## Problem requirements
Return, from the material below, each line in which the word "Selection" is present.
** Opening Data records block **
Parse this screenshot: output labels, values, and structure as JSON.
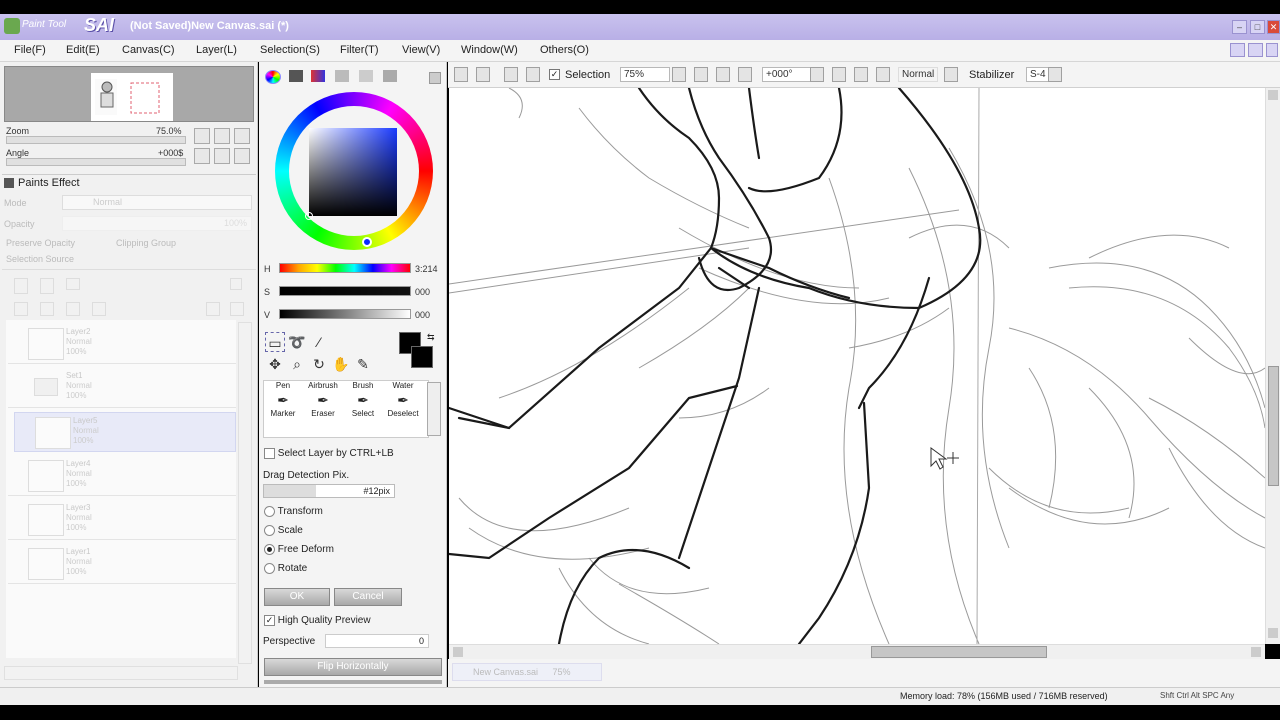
{
  "window": {
    "app_name": "Paint Tool",
    "sai_logo": "SAI",
    "document_title": "(Not Saved)New Canvas.sai (*)",
    "buttons": [
      "–",
      "□",
      "✕"
    ]
  },
  "menu": [
    {
      "label": "File(F)"
    },
    {
      "label": "Edit(E)"
    },
    {
      "label": "Canvas(C)"
    },
    {
      "label": "Layer(L)"
    },
    {
      "label": "Selection(S)"
    },
    {
      "label": "Filter(T)"
    },
    {
      "label": "View(V)"
    },
    {
      "label": "Window(W)"
    },
    {
      "label": "Others(O)"
    }
  ],
  "navigator": {
    "zoom_label": "Zoom",
    "zoom_value": "75.0%",
    "angle_label": "Angle",
    "angle_value": "+000$"
  },
  "layers_panel": {
    "paint_effect_title": "Paints Effect",
    "mode_label": "Mode",
    "mode_value": "Normal",
    "opacity_label": "Opacity",
    "opacity_value": "100%",
    "preserve_opacity": "Preserve Opacity",
    "clipping_group": "Clipping Group",
    "selection_source": "Selection Source",
    "layers": [
      {
        "name": "Layer2",
        "mode": "Normal",
        "opacity": "100%"
      },
      {
        "name": "Set1",
        "mode": "Normal",
        "opacity": "100%"
      },
      {
        "name": "Layer5",
        "mode": "Normal",
        "opacity": "100%"
      },
      {
        "name": "Layer4",
        "mode": "Normal",
        "opacity": "100%"
      },
      {
        "name": "Layer3",
        "mode": "Normal",
        "opacity": "100%"
      },
      {
        "name": "Layer1",
        "mode": "Normal",
        "opacity": "100%"
      }
    ]
  },
  "color": {
    "h_label": "H",
    "h_value": "3:214",
    "s_label": "S",
    "s_value": "000",
    "v_label": "V",
    "v_value": "000",
    "primary": "#000000",
    "secondary": "#000000"
  },
  "brushes": [
    {
      "label": "Pen"
    },
    {
      "label": "Airbrush"
    },
    {
      "label": "Brush"
    },
    {
      "label": "Water"
    },
    {
      "label": "Marker"
    },
    {
      "label": "Eraser"
    },
    {
      "label": "Select"
    },
    {
      "label": "Deselect"
    }
  ],
  "transform": {
    "select_layer_label": "Select Layer by CTRL+LB",
    "drag_detection_label": "Drag Detection Pix.",
    "drag_detection_value": "#12pix",
    "options": [
      "Transform",
      "Scale",
      "Free Deform",
      "Rotate"
    ],
    "selected_option": "Free Deform",
    "ok_label": "OK",
    "cancel_label": "Cancel",
    "high_quality_label": "High Quality Preview",
    "perspective_label": "Perspective",
    "perspective_value": "0",
    "flip_label": "Flip Horizontally"
  },
  "canvas_toolbar": {
    "selection_label": "Selection",
    "zoom_value": "75%",
    "angle_value": "+000°",
    "blend_mode": "Normal",
    "stabilizer_label": "Stabilizer",
    "stabilizer_value": "S-4"
  },
  "canvas_tab": {
    "name": "New Canvas.sai",
    "zoom": "75%"
  },
  "status": {
    "memory": "Memory load: 78% (156MB used / 716MB reserved)",
    "keys": "Shft Ctrl Alt SPC Any"
  }
}
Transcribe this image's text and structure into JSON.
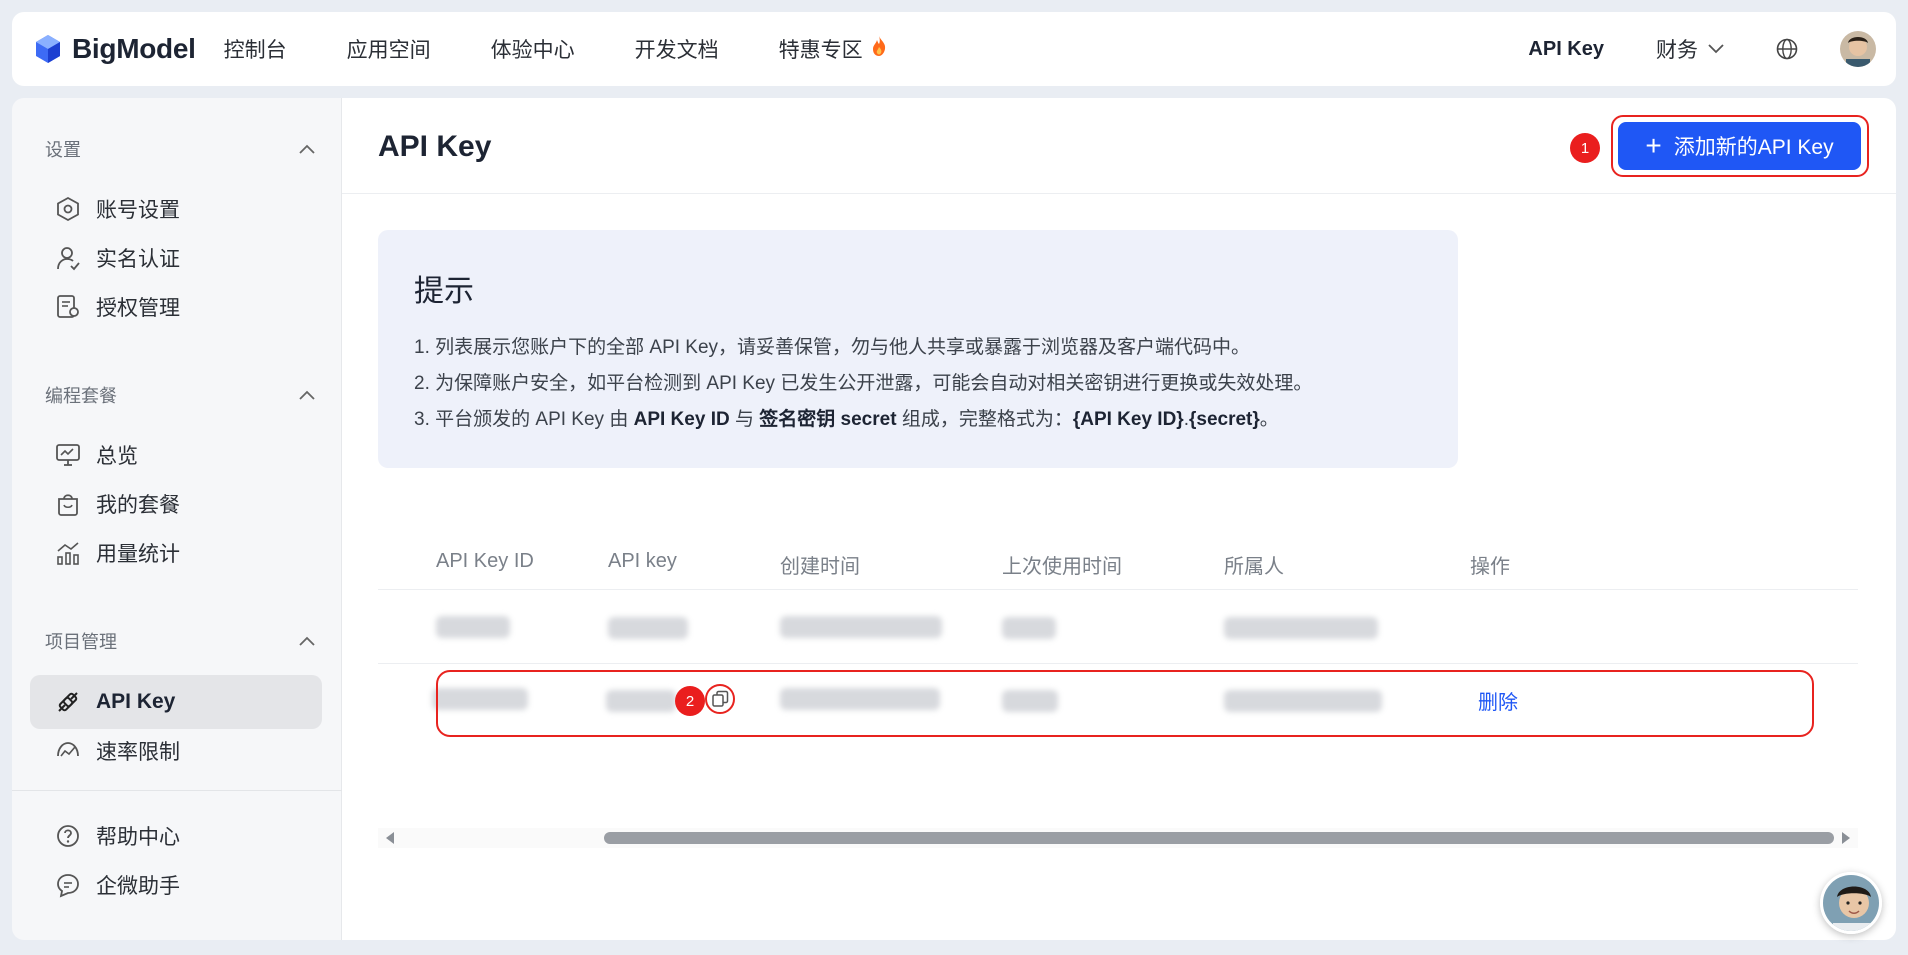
{
  "brand": {
    "name": "BigModel"
  },
  "nav": {
    "items": [
      {
        "label": "控制台"
      },
      {
        "label": "应用空间"
      },
      {
        "label": "体验中心"
      },
      {
        "label": "开发文档"
      },
      {
        "label": "特惠专区"
      }
    ],
    "right": {
      "api_key": "API Key",
      "finance": "财务"
    }
  },
  "sidebar": {
    "groups": [
      {
        "label": "设置",
        "items": [
          {
            "label": "账号设置",
            "icon": "account-settings-icon"
          },
          {
            "label": "实名认证",
            "icon": "user-verify-icon"
          },
          {
            "label": "授权管理",
            "icon": "authorization-icon"
          }
        ]
      },
      {
        "label": "编程套餐",
        "items": [
          {
            "label": "总览",
            "icon": "monitor-icon"
          },
          {
            "label": "我的套餐",
            "icon": "package-icon"
          },
          {
            "label": "用量统计",
            "icon": "usage-chart-icon"
          }
        ]
      },
      {
        "label": "项目管理",
        "items": [
          {
            "label": "API Key",
            "icon": "api-key-icon"
          },
          {
            "label": "速率限制",
            "icon": "rate-limit-icon"
          }
        ]
      }
    ],
    "bottom": [
      {
        "label": "帮助中心",
        "icon": "help-icon"
      },
      {
        "label": "企微助手",
        "icon": "chat-icon"
      }
    ]
  },
  "main": {
    "title": "API Key",
    "add_button": "添加新的API Key",
    "tip": {
      "title": "提示",
      "line1": "1. 列表展示您账户下的全部 API Key，请妥善保管，勿与他人共享或暴露于浏览器及客户端代码中。",
      "line2": "2. 为保障账户安全，如平台检测到 API Key 已发生公开泄露，可能会自动对相关密钥进行更换或失效处理。",
      "line3_a": "3. 平台颁发的 API Key 由 ",
      "line3_b": "API Key ID",
      "line3_c": " 与 ",
      "line3_d": "签名密钥 secret",
      "line3_e": " 组成，完整格式为：",
      "line3_f": "{API Key ID}",
      "line3_g": ".",
      "line3_h": "{secret}",
      "line3_i": "。"
    },
    "table": {
      "columns": [
        "API Key ID",
        "API key",
        "创建时间",
        "上次使用时间",
        "所属人",
        "操作"
      ],
      "rows": [
        {
          "action": ""
        },
        {
          "action": "删除"
        }
      ]
    },
    "annotations": [
      "1",
      "2"
    ]
  },
  "colors": {
    "primary": "#1f57f5",
    "highlight": "#e8231f",
    "tip_bg": "#eef1fa"
  }
}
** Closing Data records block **
## Result for this exercise
      "label": "Selection(S)"
    "selection_source": "Selection Source",
    "selection_label": "Selection",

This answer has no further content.